PROVIDED RECORDS:
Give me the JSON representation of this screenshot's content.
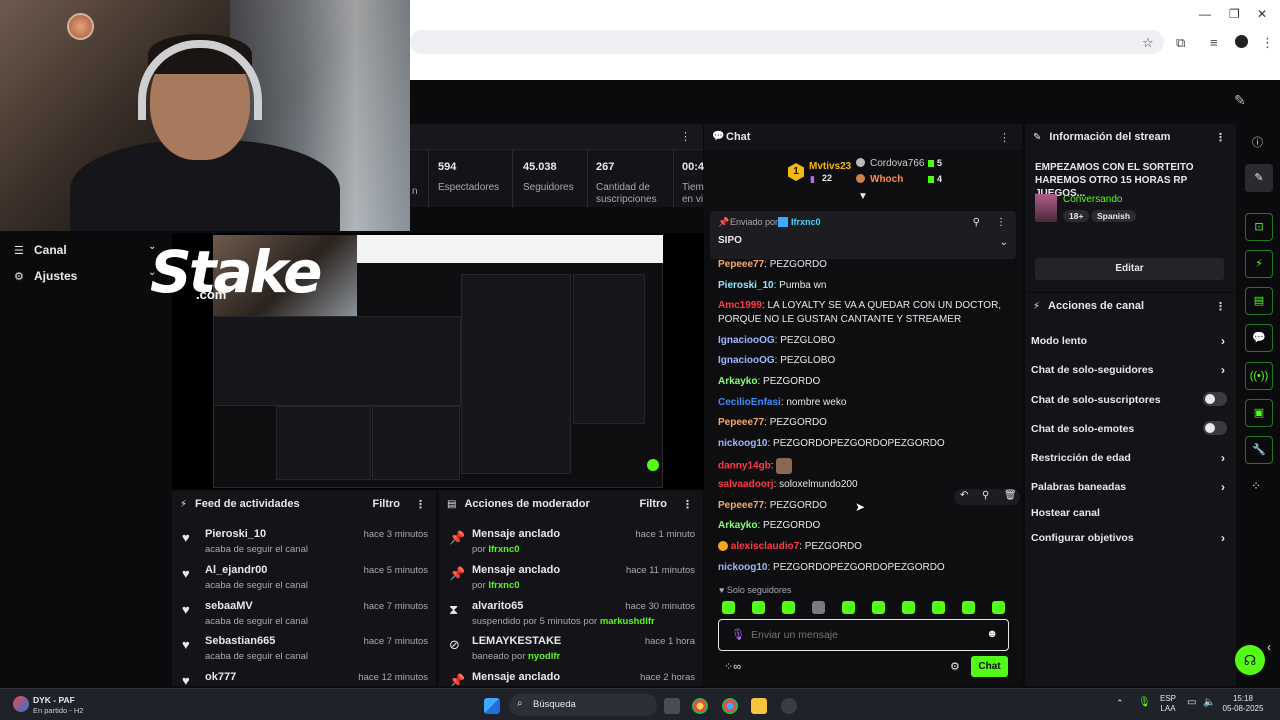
{
  "stats": {
    "items": [
      {
        "value": "594",
        "label": "Espectadores"
      },
      {
        "value": "45.038",
        "label": "Seguidores"
      },
      {
        "value": "267",
        "label": "Cantidad de suscripciones"
      },
      {
        "value": "00:4",
        "label": "Tiem en vi"
      }
    ],
    "partial_label": "n"
  },
  "nav": {
    "canal": "Canal",
    "ajustes": "Ajustes"
  },
  "overlay": {
    "logo": "Stake",
    "logo_sub": ".com"
  },
  "feed": {
    "title": "Feed de actividades",
    "filter": "Filtro",
    "items": [
      {
        "name": "Pieroski_10",
        "sub": "acaba de seguir el canal",
        "time": "hace 3 minutos"
      },
      {
        "name": "Al_ejandr00",
        "sub": "acaba de seguir el canal",
        "time": "hace 5 minutos"
      },
      {
        "name": "sebaaMV",
        "sub": "acaba de seguir el canal",
        "time": "hace 7 minutos"
      },
      {
        "name": "Sebastian665",
        "sub": "acaba de seguir el canal",
        "time": "hace 7 minutos"
      },
      {
        "name": "ok777",
        "sub": "",
        "time": "hace 12 minutos"
      }
    ]
  },
  "mod": {
    "title": "Acciones de moderador",
    "filter": "Filtro",
    "items": [
      {
        "title": "Mensaje anclado",
        "by_prefix": "por",
        "by": "Ifrxnc0",
        "time": "hace 1 minuto"
      },
      {
        "title": "Mensaje anclado",
        "by_prefix": "por",
        "by": "Ifrxnc0",
        "time": "hace 11 minutos"
      },
      {
        "title": "alvarito65",
        "by_prefix": "suspendido por 5 minutos por",
        "by": "markushdlfr",
        "time": "hace 30 minutos"
      },
      {
        "title": "LEMAYKESTAKE",
        "by_prefix": "baneado por",
        "by": "nyodlfr",
        "time": "hace 1 hora"
      },
      {
        "title": "Mensaje anclado",
        "by_prefix": "",
        "by": "",
        "time": "hace 2 horas"
      }
    ]
  },
  "chat": {
    "title": "Chat",
    "leaderboard": {
      "first_rank": "1",
      "first_name": "Mvtivs23",
      "first_count": "22",
      "second_name": "Cordova766",
      "second_count": "5",
      "third_name": "Whoch",
      "third_count": "4"
    },
    "pinned": {
      "sent_by_label": "Enviado por",
      "sent_by": "Ifrxnc0",
      "message": "SIPO"
    },
    "messages": [
      {
        "user": "Pepeee77",
        "color": "#f9a86b",
        "text": "PEZGORDO"
      },
      {
        "user": "Pieroski_10",
        "color": "#8ee7ff",
        "text": "Pumba wn"
      },
      {
        "user": "Amc1999",
        "color": "#ff3a4a",
        "text": "LA LOYALTY SE VA A QUEDAR CON UN DOCTOR, PORQUE NO LE GUSTAN CANTANTE Y STREAMER"
      },
      {
        "user": "IgnaciooOG",
        "color": "#9ab8ff",
        "text": "PEZGLOBO"
      },
      {
        "user": "IgnaciooOG",
        "color": "#9ab8ff",
        "text": "PEZGLOBO"
      },
      {
        "user": "Arkayko",
        "color": "#8bff7a",
        "text": "PEZGORDO"
      },
      {
        "user": "CecilioEnfasi",
        "color": "#3c8dff",
        "text": "nombre weko"
      },
      {
        "user": "Pepeee77",
        "color": "#f9a86b",
        "text": "PEZGORDO"
      },
      {
        "user": "nickoog10",
        "color": "#9ab8ff",
        "text": "PEZGORDOPEZGORDOPEZGORDO"
      },
      {
        "user": "danny14gb",
        "color": "#ff3a4a",
        "text": ""
      },
      {
        "user": "salvaadoorj",
        "color": "#ff3a4a",
        "text": "soloxelmundo200"
      },
      {
        "user": "Pepeee77",
        "color": "#f9a86b",
        "text": "PEZGORDO"
      },
      {
        "user": "Arkayko",
        "color": "#8bff7a",
        "text": "PEZGORDO"
      },
      {
        "user": "alexisclaudio7",
        "color": "#ff3a4a",
        "text": "PEZGORDO"
      },
      {
        "user": "nickoog10",
        "color": "#9ab8ff",
        "text": "PEZGORDOPEZGORDOPEZGORDO"
      }
    ],
    "followers_only": "Solo seguidores",
    "input_placeholder": "Enviar un mensaje",
    "send": "Chat"
  },
  "stream_info": {
    "title": "Información del stream",
    "stream_title": "EMPEZAMOS CON EL SORTEITO HAREMOS OTRO 15 HORAS RP JUEGOS...",
    "category": "Conversando",
    "tags": [
      "18+",
      "Spanish"
    ],
    "edit": "Editar"
  },
  "channel_actions": {
    "title": "Acciones de canal",
    "items": [
      {
        "label": "Modo lento",
        "kind": "chevron"
      },
      {
        "label": "Chat de solo-seguidores",
        "kind": "chevron"
      },
      {
        "label": "Chat de solo-suscriptores",
        "kind": "toggle"
      },
      {
        "label": "Chat de solo-emotes",
        "kind": "toggle"
      },
      {
        "label": "Restricción de edad",
        "kind": "chevron"
      },
      {
        "label": "Palabras baneadas",
        "kind": "chevron"
      },
      {
        "label": "Hostear canal",
        "kind": "none"
      },
      {
        "label": "Configurar objetivos",
        "kind": "chevron"
      }
    ]
  },
  "taskbar": {
    "app_title": "DYK - PAF",
    "app_sub": "En partido - H2",
    "search": "Búsqueda",
    "lang_top": "ESP",
    "lang_bottom": "LAA",
    "time": "15:18",
    "date": "05-08-2025"
  },
  "colors": {
    "accent": "#53fc18",
    "background": "#0b0b0d",
    "panel": "#141418"
  }
}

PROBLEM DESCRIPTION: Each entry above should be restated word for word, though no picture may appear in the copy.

ANSWER FOR THE TASK:
Give me the JSON representation of this screenshot's content.
{
  "stats": {
    "items": [
      {
        "value": "594",
        "label": "Espectadores"
      },
      {
        "value": "45.038",
        "label": "Seguidores"
      },
      {
        "value": "267",
        "label": "Cantidad de suscripciones"
      },
      {
        "value": "00:4",
        "label": "Tiem en vi"
      }
    ],
    "partial_label": "n"
  },
  "nav": {
    "canal": "Canal",
    "ajustes": "Ajustes"
  },
  "overlay": {
    "logo": "Stake",
    "logo_sub": ".com"
  },
  "feed": {
    "title": "Feed de actividades",
    "filter": "Filtro",
    "items": [
      {
        "name": "Pieroski_10",
        "sub": "acaba de seguir el canal",
        "time": "hace 3 minutos"
      },
      {
        "name": "Al_ejandr00",
        "sub": "acaba de seguir el canal",
        "time": "hace 5 minutos"
      },
      {
        "name": "sebaaMV",
        "sub": "acaba de seguir el canal",
        "time": "hace 7 minutos"
      },
      {
        "name": "Sebastian665",
        "sub": "acaba de seguir el canal",
        "time": "hace 7 minutos"
      },
      {
        "name": "ok777",
        "sub": "",
        "time": "hace 12 minutos"
      }
    ]
  },
  "mod": {
    "title": "Acciones de moderador",
    "filter": "Filtro",
    "items": [
      {
        "title": "Mensaje anclado",
        "by_prefix": "por",
        "by": "Ifrxnc0",
        "time": "hace 1 minuto"
      },
      {
        "title": "Mensaje anclado",
        "by_prefix": "por",
        "by": "Ifrxnc0",
        "time": "hace 11 minutos"
      },
      {
        "title": "alvarito65",
        "by_prefix": "suspendido por 5 minutos por",
        "by": "markushdlfr",
        "time": "hace 30 minutos"
      },
      {
        "title": "LEMAYKESTAKE",
        "by_prefix": "baneado por",
        "by": "nyodlfr",
        "time": "hace 1 hora"
      },
      {
        "title": "Mensaje anclado",
        "by_prefix": "",
        "by": "",
        "time": "hace 2 horas"
      }
    ]
  },
  "chat": {
    "title": "Chat",
    "leaderboard": {
      "first_rank": "1",
      "first_name": "Mvtivs23",
      "first_count": "22",
      "second_name": "Cordova766",
      "second_count": "5",
      "third_name": "Whoch",
      "third_count": "4"
    },
    "pinned": {
      "sent_by_label": "Enviado por",
      "sent_by": "Ifrxnc0",
      "message": "SIPO"
    },
    "messages": [
      {
        "user": "Pepeee77",
        "color": "#f9a86b",
        "text": "PEZGORDO"
      },
      {
        "user": "Pieroski_10",
        "color": "#8ee7ff",
        "text": "Pumba wn"
      },
      {
        "user": "Amc1999",
        "color": "#ff3a4a",
        "text": "LA LOYALTY SE VA A QUEDAR CON UN DOCTOR, PORQUE NO LE GUSTAN CANTANTE Y STREAMER"
      },
      {
        "user": "IgnaciooOG",
        "color": "#9ab8ff",
        "text": "PEZGLOBO"
      },
      {
        "user": "IgnaciooOG",
        "color": "#9ab8ff",
        "text": "PEZGLOBO"
      },
      {
        "user": "Arkayko",
        "color": "#8bff7a",
        "text": "PEZGORDO"
      },
      {
        "user": "CecilioEnfasi",
        "color": "#3c8dff",
        "text": "nombre weko"
      },
      {
        "user": "Pepeee77",
        "color": "#f9a86b",
        "text": "PEZGORDO"
      },
      {
        "user": "nickoog10",
        "color": "#9ab8ff",
        "text": "PEZGORDOPEZGORDOPEZGORDO"
      },
      {
        "user": "danny14gb",
        "color": "#ff3a4a",
        "text": ""
      },
      {
        "user": "salvaadoorj",
        "color": "#ff3a4a",
        "text": "soloxelmundo200"
      },
      {
        "user": "Pepeee77",
        "color": "#f9a86b",
        "text": "PEZGORDO"
      },
      {
        "user": "Arkayko",
        "color": "#8bff7a",
        "text": "PEZGORDO"
      },
      {
        "user": "alexisclaudio7",
        "color": "#ff3a4a",
        "text": "PEZGORDO"
      },
      {
        "user": "nickoog10",
        "color": "#9ab8ff",
        "text": "PEZGORDOPEZGORDOPEZGORDO"
      }
    ],
    "followers_only": "Solo seguidores",
    "input_placeholder": "Enviar un mensaje",
    "send": "Chat"
  },
  "stream_info": {
    "title": "Información del stream",
    "stream_title": "EMPEZAMOS CON EL SORTEITO HAREMOS OTRO 15 HORAS RP JUEGOS...",
    "category": "Conversando",
    "tags": [
      "18+",
      "Spanish"
    ],
    "edit": "Editar"
  },
  "channel_actions": {
    "title": "Acciones de canal",
    "items": [
      {
        "label": "Modo lento",
        "kind": "chevron"
      },
      {
        "label": "Chat de solo-seguidores",
        "kind": "chevron"
      },
      {
        "label": "Chat de solo-suscriptores",
        "kind": "toggle"
      },
      {
        "label": "Chat de solo-emotes",
        "kind": "toggle"
      },
      {
        "label": "Restricción de edad",
        "kind": "chevron"
      },
      {
        "label": "Palabras baneadas",
        "kind": "chevron"
      },
      {
        "label": "Hostear canal",
        "kind": "none"
      },
      {
        "label": "Configurar objetivos",
        "kind": "chevron"
      }
    ]
  },
  "taskbar": {
    "app_title": "DYK - PAF",
    "app_sub": "En partido - H2",
    "search": "Búsqueda",
    "lang_top": "ESP",
    "lang_bottom": "LAA",
    "time": "15:18",
    "date": "05-08-2025"
  },
  "colors": {
    "accent": "#53fc18",
    "background": "#0b0b0d",
    "panel": "#141418"
  }
}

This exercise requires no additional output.